WHY IS IT IMPORTANT FOR US TO PERFORM THE FORM CORRECTLY IN A KUNGFU SET?

(reproduced from http://shaolin.org/answers/ans16a/apr16-1.html)

Why is it important for us to perform the form correctly in a kungfu set?

— Omar. United Kingdom

Answer by Grandmaster Wong Kiew Kit:

It is important to perform the form of a kungfu set, like San Feng Wudang Set, correctly because the success of its combat application depends on its correct form. If the form of a kungfu pattern is not correct, not only it looses its combat effectiveness, it may also offer opportunities for opponents to counter-attack.

Let us take a simple example. An opponent executes a middle thrust punch, like Black Tiger Steals Heart. An exponent responds with Shift Horse Ask Way from the San Feng Wudang Set. This response is excellent when the form is performed correctly. It minimizes the opponent’s force, and places the exponent in a favourable position to counter-attack without little opening for the opponent.

However, if the form is incorrect, not only the same response does not give the exponents these advantages, but also it offers the opponent opportunities to defeat the exponent. If the exponent does not rotate his waist, for example, he will not be able to minimize the opponent’s force. If he does not sink back in his stance, he may too close for the opponent’s attack. If he does not position his legs correctly, he exposes his groin for the opponent to attack. If he leans backward or foreard, his balance is unfavourable for him.
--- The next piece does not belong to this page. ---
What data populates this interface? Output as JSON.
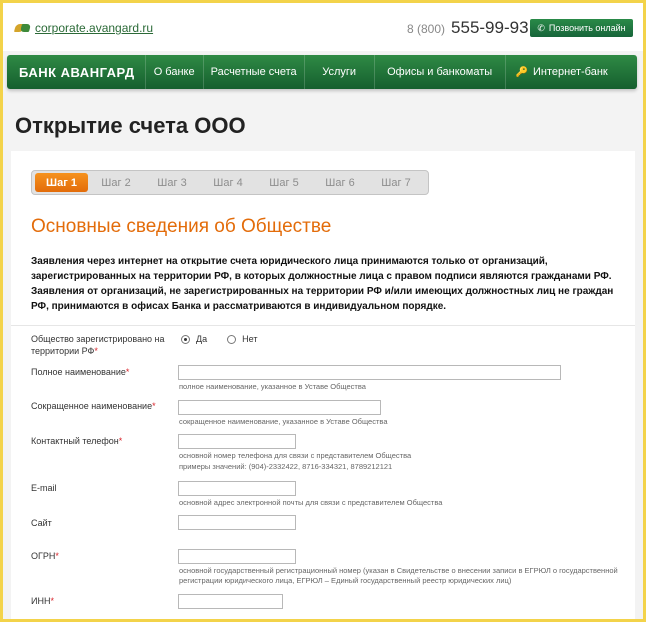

The wrong form places the exponent in an awkward position. Even if the opponent may not be successful in his initial attack, the awkward position of the exponent makes it easy for the opponent to continue, and makes it difficult for the exponent to respond.

Hence, picture-perfect form is very important in kungfu, even for beginners. If beginners have their form correct right at the start, they don’t have to spend much time and effort relearning it later on.

However, you may notice that I am not particular about form for beginners in chi kung. In fact, for beginners if their form is not perfect, though not incorrect, I usually ignore it. The main reason, for ignoring minor mistakes as well as for not particular on picture-perfect form, is that I want beginning students to get on to energy flow as fast as possible.

If I pay too much attention to picture-perfect form, beginning students will be unduly worried about their form, get out from the chi kung state of mind which if often induce, and perform the chi kung technique as gentle physical exercise. Even with imperfect form, so long as the students relax and do not intellectualize, they can generate an energy flow.

As students progress, we pay more attention on form. When students have reached an advanced level, they could have picture-perfect form. Hence, I often mention in class when teaching a new technique that beginning students need not worry about details but just get the general picture right, whereas advanced practitioners can focus on finer points, like picture-perfect form.

However, we have come full-circle. We have become so cost-effective that sometimes I tell advanced practitioners to purposely get their form wrong, to tense their muscles , or to intellectualize sometimes so that they may not have too powerful result from their practice to prevent over-training! This is a big job to other people.

Nevertheless, instructors whether in chi kung or kungfu, whether they teach beginners or advanced students, must have picture-perfect form. It is because they are models for their students to follow when practicing any kungfu or chi kung techniques.